February 2014 | Barbican Theatre, London
Circa recently performed to sell-out audiences with How Like an Angel at St Bartholomew-the-great with British ensemble I Fagiolini, combining impressive physical feats and harmonies from medieval repertoires. This time round they bring circus improvisation, tumbling and acrobatics with three of Shostakovich’s string quartets. Since they’ve already established that classical music makes a good soundtrack for contemporary circus, in what ways have they developed this style of collaboration? The acrobatics are slick and always surprising, making use of every opportunity and space to pull off impressive moves. The performers begin with small improvisations creating meetings and playing with each other. Then there is a solo aerial demonstration which, although technically very good, made one hope that the show wouldn’t be structured completely in this manner; lists of circus styles is for the traditional environment.
February 2014 | Milton Court Studio Theatre
The disadvantages to seeing a show primarily aimed at showcasing new talent to agents and families is that often you get an overly confident or imposed performance from its actors. Everything is aimed to convincing that they can act rather than delivering the required role of character/ensemble sensitively. On the other hand these showcases are often far more interesting because there is an atmosphere that is exciting as they are taking the opportunity to be noticed, creating good energy and demonstrating what they have learnt intensively over the last few years. For these performers the stakes are already high; a good footing when presenting Shakespeare. Here both points are prevalent: implying a general success in solid Drama school training while not without faults in design and ensemble discipline.

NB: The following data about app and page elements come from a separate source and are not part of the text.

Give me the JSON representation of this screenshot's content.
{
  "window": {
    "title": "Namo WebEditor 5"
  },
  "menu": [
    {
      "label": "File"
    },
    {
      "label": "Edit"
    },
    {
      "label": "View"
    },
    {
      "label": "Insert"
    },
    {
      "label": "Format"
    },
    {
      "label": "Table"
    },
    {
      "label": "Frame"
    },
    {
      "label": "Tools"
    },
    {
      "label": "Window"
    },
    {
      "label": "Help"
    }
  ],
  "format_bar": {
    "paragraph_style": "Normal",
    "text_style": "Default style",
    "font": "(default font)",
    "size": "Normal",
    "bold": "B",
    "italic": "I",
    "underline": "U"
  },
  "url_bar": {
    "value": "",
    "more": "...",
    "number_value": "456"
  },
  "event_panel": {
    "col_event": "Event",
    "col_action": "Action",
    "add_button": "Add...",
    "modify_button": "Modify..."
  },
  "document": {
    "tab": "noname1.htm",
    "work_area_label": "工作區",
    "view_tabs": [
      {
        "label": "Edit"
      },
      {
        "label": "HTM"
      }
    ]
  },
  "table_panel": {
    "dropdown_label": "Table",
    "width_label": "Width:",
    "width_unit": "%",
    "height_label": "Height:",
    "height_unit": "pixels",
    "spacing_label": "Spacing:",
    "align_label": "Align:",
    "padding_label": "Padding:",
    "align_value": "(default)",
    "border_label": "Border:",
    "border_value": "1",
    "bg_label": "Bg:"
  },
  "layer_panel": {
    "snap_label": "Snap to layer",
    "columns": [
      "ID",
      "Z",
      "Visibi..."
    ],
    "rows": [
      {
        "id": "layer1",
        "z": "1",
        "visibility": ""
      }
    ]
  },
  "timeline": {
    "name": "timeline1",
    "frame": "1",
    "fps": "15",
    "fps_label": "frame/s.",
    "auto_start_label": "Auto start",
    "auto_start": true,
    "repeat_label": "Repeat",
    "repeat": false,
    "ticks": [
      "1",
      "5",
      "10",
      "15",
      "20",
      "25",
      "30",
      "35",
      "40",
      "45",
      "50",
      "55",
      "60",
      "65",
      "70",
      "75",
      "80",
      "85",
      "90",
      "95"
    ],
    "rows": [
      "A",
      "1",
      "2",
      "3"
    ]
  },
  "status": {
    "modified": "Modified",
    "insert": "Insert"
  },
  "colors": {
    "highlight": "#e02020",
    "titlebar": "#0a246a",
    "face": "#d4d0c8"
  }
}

February, 2014 | Barbican Pit Theater
Jack Charles’ new project follows a seven-year long documentary [Bastardy, 2009] of his life as an aboriginal child; institutionalised within child care and the ‘Victorian’ prison system, as an actor, activist and drug addict of forty years. The play, which could be treated as an extension or aftermath of the documentary’s release has Jack Charles scrutinising his remarkable life, alluding to his crimes, struggles and sexual disposition with comment and reflection using real props, live music and multimedia in the form of projected film and official police documents.
20th June, 2013 - Ongoing | 'Temple Studios' 31 London Street
Punchdrunk’s The Drowned Man builds on the company’s reputation for brilliantly detailed large scale installation / site-intervention performances. The installation work is incredible, and worth seeing regardless of what the performers do with it.
The audience are given masks and immersed in a movie studio world of almost-American performers, fulfilling the expected tropes of the genre. It is a thoroughly enjoyable experience, and one that most of the audience seems accustomed to, rushing around after the performers, the more Punchdrunk-savvy crowding around and taking every opportunity to attempt to interact with them. This begins to grate after a while, and I found it a more rewarding experience to give up on trying to follow the performers (or the plot such as there is), and explore the installation work away from the crowds.